(right, a burial stone of a prominent McCain circa 1490s)

The McCains are a classic Gaelic patronymic clan. The Patriarch of the clan was named Eáin. Eáin was a popular form of Eóin in use in the Gaelic dialect of Argyll, the southern Isles, and parts of Ulster from the 15th Century onward, Eáin is a loan word to Gaelic from the Latin Ioannes via Aramaic and Hebrew y'hohanan, meaning 'Jehovah has favoured.'

An analysis of the DNA suggests this Patriarch lived circa 1350 to 1450 AD. DNA tests have also revealed that the Ulster McCains are related to several Gaelic families from mid-Argyll associated with historical Gallóglaigh kindreds. The Gallóglaigh were a hereditary professional military caste that played a major role in the history of Ireland circa 1225 AD to 1600 AD.

Irish Gallóglach wearing their unique conical helmet, an icon of their caste

McCains appear in the primary sources from the mid-1400s onward. They are mentioned in north Antrim by the 1500s and by the late 1600s a branch of them settled in east Donegal. They were part of the old Gaelic class yet some converted to the Presbyterian faith and took a leadership role in this community and yet other McCain families remained Catholic or Anglican.

From the late 1600s until the early 1800s the McCains were most numerous on the east side of the Bann valley, from Ballymoney north to Ballyrashane and Corbally, east to Dunluce and Dunseverick. The Donegal branch of the McCain family was located in the Finn Valley and around St Johnstown.

In 1718, groups of these McCains began to immigrate to the New World and they continued to throughout the 1700s, 1800s and 1900s. One family from this clan, the Ballymoney McKeans, were the progenitors of the 1718 Ulster Migration to the Colonies. The Ulster McCains families are now located throughout the United States, and are particularly numerous in the South. In Canada they are found in New Brunswick, Ontario, and Nova Scotia. One Donegal McCain family migrated to Scotland and the descendants now live outside Glasgow. In Ireland itself few remain and these are found around Coleraine, in Dublin, in east Donegal and northwest Tyrone.
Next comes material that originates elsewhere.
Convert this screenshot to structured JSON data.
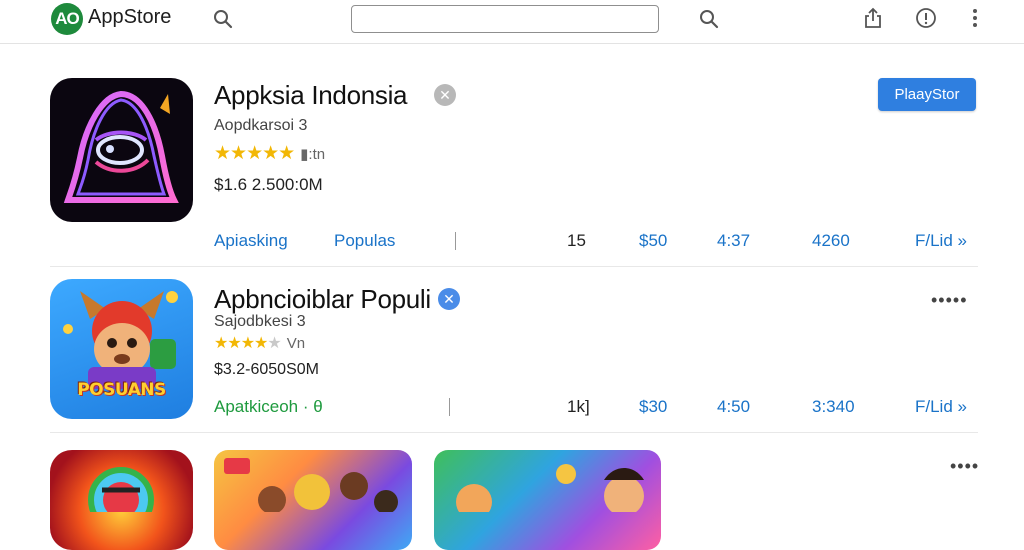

The McCains are an energetic and successful clan and have distinguished themselves in many fields. They have produced frontiersmen, writers, historians, church leaders, musicians, sport champions, attorneys, doctors, entrepreneurs, business magnates, admirals, generals, and statesmen, and their saga continues.

The Clan McCain Website:

The Clan McCain Blog:

Barry McCain © 2008

Wednesday, March 5, 2008

Congratulations Mac!

John McCain won the Texas Republican primary on Tuesday, 4 March and clinched the number of delegates needed to win his party's presidential nomination. Good to see the old Teoc McCain family doing so well and frankly, I think we shall need Senator McCain’s experience and wisdom in the coming years. Also a nod of thanks to Governor Huckabee for running a good and honourable campaign that kept important issues before our citizens, one hopes we will see him in a prominent position in the McCain Whitehouse. Well Done Mac.

Barry R McCain
Oxford Mississippi

Tuesday, March 4, 2008

Our Amazing Glasgow McCains

(left, Dr Joe McKane and sisters Mags and Mary)

The Glasgow wing of our family include Joe McKane and his family and extended family. Now everyone read about Joe’s remarkable father, Francis McKane, and his ordeal of being a prisoner during World War II. The story actually continued on from there. Francis McKane was discharged on medical grounds in 1947, after being told he had only 6 to 12 months to live because he had contracted a bad case of tuberculosis while a POW. To have gone through the hell of being a prisoner, tortured and starved, then to survive only to find out your life was over, you would never have children, would never feel the fire of your own hearth. What a blow. But, not really, because you see Francis lived to be 81, passing away in 1998, he had 8 children, one of which is our Joe McKane who participated in the McCain DNA Project.

Joe with daughters Angela and Janey

Joe lives in the Glasgow area and leads the very busy life of a physician. Joe’s family descend from James McKean that left Donegal circa 1846-47 and settled in the Renfrewshire mining are in the west of Scotland. As our readers know, the McCain clan has two branches, one in north Antrim, but then another large group in east Donegal, in the Finn Valley and around St Johnstown.